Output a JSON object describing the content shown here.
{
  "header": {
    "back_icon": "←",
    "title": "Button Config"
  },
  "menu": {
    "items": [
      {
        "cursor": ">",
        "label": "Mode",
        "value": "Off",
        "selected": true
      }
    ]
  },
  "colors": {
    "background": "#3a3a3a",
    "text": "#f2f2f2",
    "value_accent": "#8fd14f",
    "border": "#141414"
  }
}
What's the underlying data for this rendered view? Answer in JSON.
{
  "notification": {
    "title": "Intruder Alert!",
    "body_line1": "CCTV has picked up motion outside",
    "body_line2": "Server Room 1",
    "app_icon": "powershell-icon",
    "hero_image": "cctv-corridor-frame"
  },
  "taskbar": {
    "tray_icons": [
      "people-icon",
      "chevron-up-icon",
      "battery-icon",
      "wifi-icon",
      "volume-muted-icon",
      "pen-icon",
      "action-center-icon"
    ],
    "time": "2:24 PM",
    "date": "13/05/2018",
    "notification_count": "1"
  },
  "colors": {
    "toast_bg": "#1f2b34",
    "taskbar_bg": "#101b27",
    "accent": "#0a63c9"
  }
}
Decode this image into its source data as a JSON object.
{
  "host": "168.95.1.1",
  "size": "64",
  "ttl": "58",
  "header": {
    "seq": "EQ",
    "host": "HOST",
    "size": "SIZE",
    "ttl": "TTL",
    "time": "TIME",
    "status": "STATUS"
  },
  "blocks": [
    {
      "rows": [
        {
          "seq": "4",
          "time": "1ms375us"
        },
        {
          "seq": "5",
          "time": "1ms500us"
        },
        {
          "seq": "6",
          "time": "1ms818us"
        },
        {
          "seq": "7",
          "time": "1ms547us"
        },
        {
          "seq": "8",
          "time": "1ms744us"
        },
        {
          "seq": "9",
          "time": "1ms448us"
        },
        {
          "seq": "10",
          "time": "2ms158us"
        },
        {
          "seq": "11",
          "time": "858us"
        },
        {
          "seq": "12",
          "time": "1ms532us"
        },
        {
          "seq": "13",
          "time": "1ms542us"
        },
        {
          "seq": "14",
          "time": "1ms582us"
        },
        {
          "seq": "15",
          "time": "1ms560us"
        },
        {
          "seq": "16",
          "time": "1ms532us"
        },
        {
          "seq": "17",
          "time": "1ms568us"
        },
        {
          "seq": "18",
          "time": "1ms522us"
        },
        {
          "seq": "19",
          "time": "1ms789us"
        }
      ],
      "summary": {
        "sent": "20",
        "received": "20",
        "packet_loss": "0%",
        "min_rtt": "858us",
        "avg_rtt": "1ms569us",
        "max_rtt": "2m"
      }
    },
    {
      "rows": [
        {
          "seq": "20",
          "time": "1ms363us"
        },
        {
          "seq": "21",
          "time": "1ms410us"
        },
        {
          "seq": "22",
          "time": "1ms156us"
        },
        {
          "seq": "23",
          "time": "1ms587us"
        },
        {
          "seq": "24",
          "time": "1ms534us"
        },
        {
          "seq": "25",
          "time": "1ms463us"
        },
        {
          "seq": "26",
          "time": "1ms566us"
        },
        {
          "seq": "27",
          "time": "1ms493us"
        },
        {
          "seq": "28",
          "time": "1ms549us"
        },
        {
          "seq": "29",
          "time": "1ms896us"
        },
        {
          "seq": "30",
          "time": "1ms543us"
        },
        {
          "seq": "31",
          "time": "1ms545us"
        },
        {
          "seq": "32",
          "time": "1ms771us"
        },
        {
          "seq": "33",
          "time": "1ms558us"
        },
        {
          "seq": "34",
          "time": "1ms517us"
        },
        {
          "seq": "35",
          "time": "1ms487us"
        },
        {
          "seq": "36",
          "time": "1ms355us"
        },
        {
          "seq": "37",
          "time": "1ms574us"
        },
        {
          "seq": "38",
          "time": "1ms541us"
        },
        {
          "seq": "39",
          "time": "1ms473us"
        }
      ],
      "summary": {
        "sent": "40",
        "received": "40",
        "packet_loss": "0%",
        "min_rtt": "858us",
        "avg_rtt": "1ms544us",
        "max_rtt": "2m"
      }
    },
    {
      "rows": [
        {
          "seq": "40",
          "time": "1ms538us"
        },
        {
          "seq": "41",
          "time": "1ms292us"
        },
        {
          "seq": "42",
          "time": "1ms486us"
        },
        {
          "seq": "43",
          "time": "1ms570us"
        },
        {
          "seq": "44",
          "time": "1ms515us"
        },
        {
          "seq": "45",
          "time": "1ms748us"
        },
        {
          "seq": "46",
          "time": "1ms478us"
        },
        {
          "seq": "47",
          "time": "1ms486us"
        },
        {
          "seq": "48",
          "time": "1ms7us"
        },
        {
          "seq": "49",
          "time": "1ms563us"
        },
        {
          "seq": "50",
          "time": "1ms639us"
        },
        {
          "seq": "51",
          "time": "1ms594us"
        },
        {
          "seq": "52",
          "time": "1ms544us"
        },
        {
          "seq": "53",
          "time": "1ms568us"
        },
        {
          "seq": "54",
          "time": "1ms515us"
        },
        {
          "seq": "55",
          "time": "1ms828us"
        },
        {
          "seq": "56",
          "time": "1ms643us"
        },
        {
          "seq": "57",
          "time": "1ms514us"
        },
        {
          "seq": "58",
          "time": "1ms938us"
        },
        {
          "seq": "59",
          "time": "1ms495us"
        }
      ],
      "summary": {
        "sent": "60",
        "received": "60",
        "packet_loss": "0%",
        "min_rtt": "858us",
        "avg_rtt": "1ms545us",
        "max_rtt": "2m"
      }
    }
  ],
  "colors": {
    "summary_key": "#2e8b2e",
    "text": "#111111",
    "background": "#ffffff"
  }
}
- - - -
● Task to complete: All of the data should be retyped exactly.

● Output below:
Output a JSON object describing the content shown here.
{
  "header": {
    "back_icon": "←",
    "title": "Button Config"
  },
  "menu": {
    "items": [
      {
        "cursor": ">",
        "label": "Mode",
        "value": "Off",
        "selected": true
      }
    ]
  },
  "colors": {
    "background": "#3a3a3a",
    "text": "#f2f2f2",
    "value_accent": "#8fd14f",
    "border": "#141414"
  }
}
What's the underlying data for this rendered view? Answer in JSON.
{
  "notification": {
    "title": "Intruder Alert!",
    "body_line1": "CCTV has picked up motion outside",
    "body_line2": "Server Room 1",
    "app_icon": "powershell-icon",
    "hero_image": "cctv-corridor-frame"
  },
  "taskbar": {
    "tray_icons": [
      "people-icon",
      "chevron-up-icon",
      "battery-icon",
      "wifi-icon",
      "volume-muted-icon",
      "pen-icon",
      "action-center-icon"
    ],
    "time": "2:24 PM",
    "date": "13/05/2018",
    "notification_count": "1"
  },
  "colors": {
    "toast_bg": "#1f2b34",
    "taskbar_bg": "#101b27",
    "accent": "#0a63c9"
  }
}
Decode this image into its source data as a JSON object.
{
  "host": "168.95.1.1",
  "size": "64",
  "ttl": "58",
  "header": {
    "seq": "EQ",
    "host": "HOST",
    "size": "SIZE",
    "ttl": "TTL",
    "time": "TIME",
    "status": "STATUS"
  },
  "blocks": [
    {
      "rows": [
        {
          "seq": "4",
          "time": "1ms375us"
        },
        {
          "seq": "5",
          "time": "1ms500us"
        },
        {
          "seq": "6",
          "time": "1ms818us"
        },
        {
          "seq": "7",
          "time": "1ms547us"
        },
        {
          "seq": "8",
          "time": "1ms744us"
        },
        {
          "seq": "9",
          "time": "1ms448us"
        },
        {
          "seq": "10",
          "time": "2ms158us"
        },
        {
          "seq": "11",
          "time": "858us"
        },
        {
          "seq": "12",
          "time": "1ms532us"
        },
        {
          "seq": "13",
          "time": "1ms542us"
        },
        {
          "seq": "14",
          "time": "1ms582us"
        },
        {
          "seq": "15",
          "time": "1ms560us"
        },
        {
          "seq": "16",
          "time": "1ms532us"
        },
        {
          "seq": "17",
          "time": "1ms568us"
        },
        {
          "seq": "18",
          "time": "1ms522us"
        },
        {
          "seq": "19",
          "time": "1ms789us"
        }
      ],
      "summary": {
        "sent": "20",
        "received": "20",
        "packet_loss": "0%",
        "min_rtt": "858us",
        "avg_rtt": "1ms569us",
        "max_rtt": "2m"
      }
    },
    {
      "rows": [
        {
          "seq": "20",
          "time": "1ms363us"
        },
        {
          "seq": "21",
          "time": "1ms410us"
        },
        {
          "seq": "22",
          "time": "1ms156us"
        },
        {
          "seq": "23",
          "time": "1ms587us"
        },
        {
          "seq": "24",
          "time": "1ms534us"
        },
        {
          "seq": "25",
          "time": "1ms463us"
        },
        {
          "seq": "26",
          "time": "1ms566us"
        },
        {
          "seq": "27",
          "time": "1ms493us"
        },
        {
          "seq": "28",
          "time": "1ms549us"
        },
        {
          "seq": "29",
          "time": "1ms896us"
        },
        {
          "seq": "30",
          "time": "1ms543us"
        },
        {
          "seq": "31",
          "time": "1ms545us"
        },
        {
          "seq": "32",
          "time": "1ms771us"
        },
        {
          "seq": "33",
          "time": "1ms558us"
        },
        {
          "seq": "34",
          "time": "1ms517us"
        },
        {
          "seq": "35",
          "time": "1ms487us"
        },
        {
          "seq": "36",
          "time": "1ms355us"
        },
        {
          "seq": "37",
          "time": "1ms574us"
        },
        {
          "seq": "38",
          "time": "1ms541us"
        },
        {
          "seq": "39",
          "time": "1ms473us"
        }
      ],
      "summary": {
        "sent": "40",
        "received": "40",
        "packet_loss": "0%",
        "min_rtt": "858us",
        "avg_rtt": "1ms544us",
        "max_rtt": "2m"
      }
    },
    {
      "rows": [
        {
          "seq": "40",
          "time": "1ms538us"
        },
        {
          "seq": "41",
          "time": "1ms292us"
        },
        {
          "seq": "42",
          "time": "1ms486us"
        },
        {
          "seq": "43",
          "time": "1ms570us"
        },
        {
          "seq": "44",
          "time": "1ms515us"
        },
        {
          "seq": "45",
          "time": "1ms748us"
        },
        {
          "seq": "46",
          "time": "1ms478us"
        },
        {
          "seq": "47",
          "time": "1ms486us"
        },
        {
          "seq": "48",
          "time": "1ms7us"
        },
        {
          "seq": "49",
          "time": "1ms563us"
        },
        {
          "seq": "50",
          "time": "1ms639us"
        },
        {
          "seq": "51",
          "time": "1ms594us"
        },
        {
          "seq": "52",
          "time": "1ms544us"
        },
        {
          "seq": "53",
          "time": "1ms568us"
        },
        {
          "seq": "54",
          "time": "1ms515us"
        },
        {
          "seq": "55",
          "time": "1ms828us"
        },
        {
          "seq": "56",
          "time": "1ms643us"
        },
        {
          "seq": "57",
          "time": "1ms514us"
        },
        {
          "seq": "58",
          "time": "1ms938us"
        },
        {
          "seq": "59",
          "time": "1ms495us"
        }
      ],
      "summary": {
        "sent": "60",
        "received": "60",
        "packet_loss": "0%",
        "min_rtt": "858us",
        "avg_rtt": "1ms545us",
        "max_rtt": "2m"
      }
    }
  ],
  "colors": {
    "summary_key": "#2e8b2e",
    "text": "#111111",
    "background": "#ffffff"
  }
}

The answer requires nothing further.